The prime minister said a huge network of 233 hospitals, 1,000 GP surgeries, 200 pharmacies and 50 mass vaccination centres is already working "exceptionally fast", but "at the moment the limit is on supply" of the vaccine.
"We will be going to 24/7 as soon as we can," he told MPs during Prime Minister's Questions in the Commons, adding Health Secretary Matt Hancock would be setting out further details "in due course".
His comments came minutes after his vaccines minister Nadhim Zahawi confirmed the government is considering a 24-hour vaccination programme to meet its promise to have the UK's four most vulnerable groups vaccinated by the middle of next month.
Mr Zahawi told MPs on the Science and Technology Committee ministers "will absolutely look" at the measure when asked about it, adding that he is confident the government will achieve its target.
He refused to say how many doses the UK is receiving from manufacturers on a weekly basis because he did not want to "show off", and said it was also a matter of "national security".
Labour leader Sir Keir Starmer said he understood that pilot 24-hour centres were not yet open to the public but there would be a "huge clamour".
The NHS needs to accelerate inoculations to vaccinate 15 million people in just five weeks.
AstraZeneca said manufacture is a biological process that can't be accelerated, but the company is confident of supplying tens of millions of doses in the first quarter of 2021.
"We've released just over 1.1 million doses, to date, and we are scaling up as we've said very rapidly.
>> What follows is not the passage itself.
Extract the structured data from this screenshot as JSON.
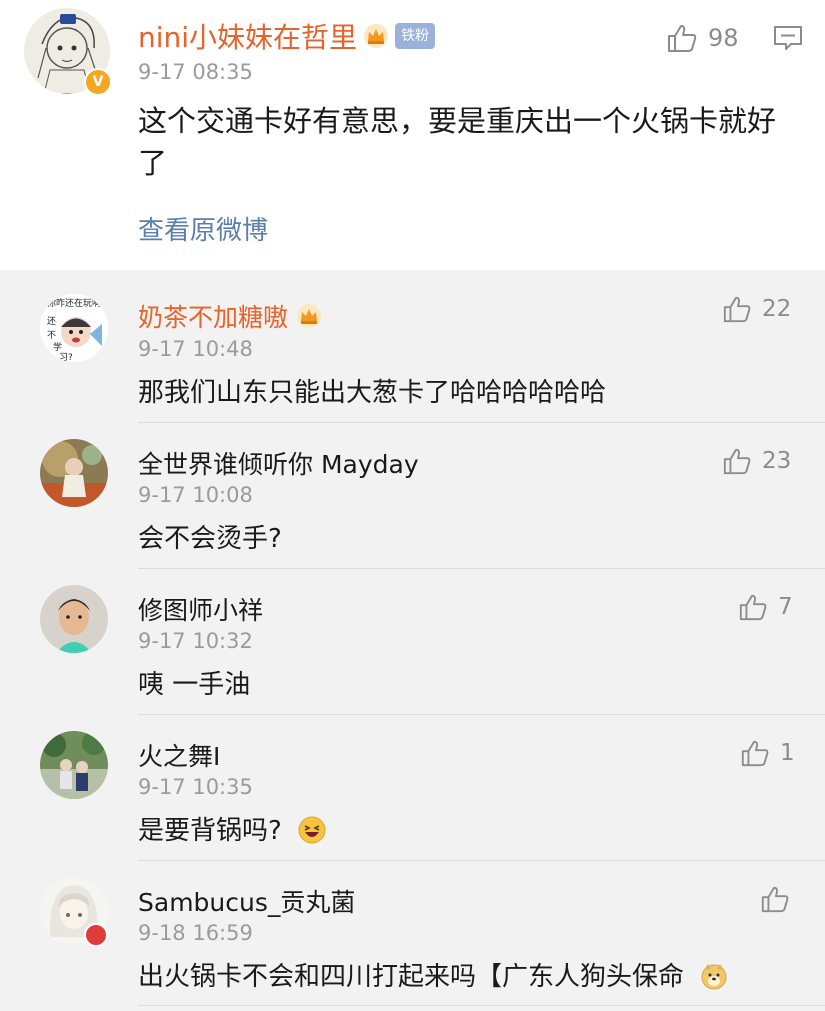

And this will happen imminently, to releasing two million doses a week, we're absolutely on track to do that," said Tom Keith-Roach, president of AstraZeneca UK.
"We're scaling up to two million a week imminently, and certainly we hope to be there on or before the middle of February," he told the cross-party parliamentary committee.
It takes 58-60 days to grow the cells, then there is a further 28 days needed to turn the raw product into a filled vial of vaccine.
Each batch needs to pass 60 quality tests, including confirmation that the vaccine contains the correct genetic sequence for the coronavirus spike protein and a validation of purity.
The vaccine maker's research chief also gave evidence to the committee, telling MPs his staff should get priority access to the jab to avoid COVID outbreaks hindering production.
"If you have an outbreak at one of the centres - which we've had actually - or in one of the groups in Oxford is working on new variants, or the people that are working on the regulatory files, everything stops," Sir Mene Pangalos said.
"This is a concern that I have and so again we're pushing to try and get our key workers that are working on the vaccine project immunised to try and prevent these outbreaks."
He added that current data shows that an eight to 12 week interval for the second dose of the Oxford vaccine is a "sweet spot for efficacy".
The second dose of coronavirus vaccines are now being given three months later than originally planned to ensure more people are given a first dose to help fight the UK's rising COVID-19 infection rate.
Earlier, England's deputy chief medical officer Professor Jonathan Van-Tam defended the move to prioritise first vaccinations, rather than keeping doses to deliver booster shots after three weeks.
He told LBC Radio: "We have all got older loved ones and if we want to protect as many as we can as quickly as possible, with a meaningful amount of protection, then the right strategy for us is to give the initial first dose and come back for the second when we have given more people the initial first dose," he said.
"If you have got two grandparents and you have got two vaccines, what do you do - do you give two doses to one and leave the other one with nothing?"
Meanwhile, journalist and TV presenter Baroness Dame Joan Bakewell is threatening the government with legal action over delays to the second dose of the Pfizer/BioNTech vaccine.
The Labour life peer said there are grounds to show the decision taken by ministers to delay the second dose by up to 12 weeks is unlawful and breaches the conditions of its authorisation - including patients' "legitimate expectations", with them consenting to a course of medical treatment on the understanding they would get a second dose after 21 days.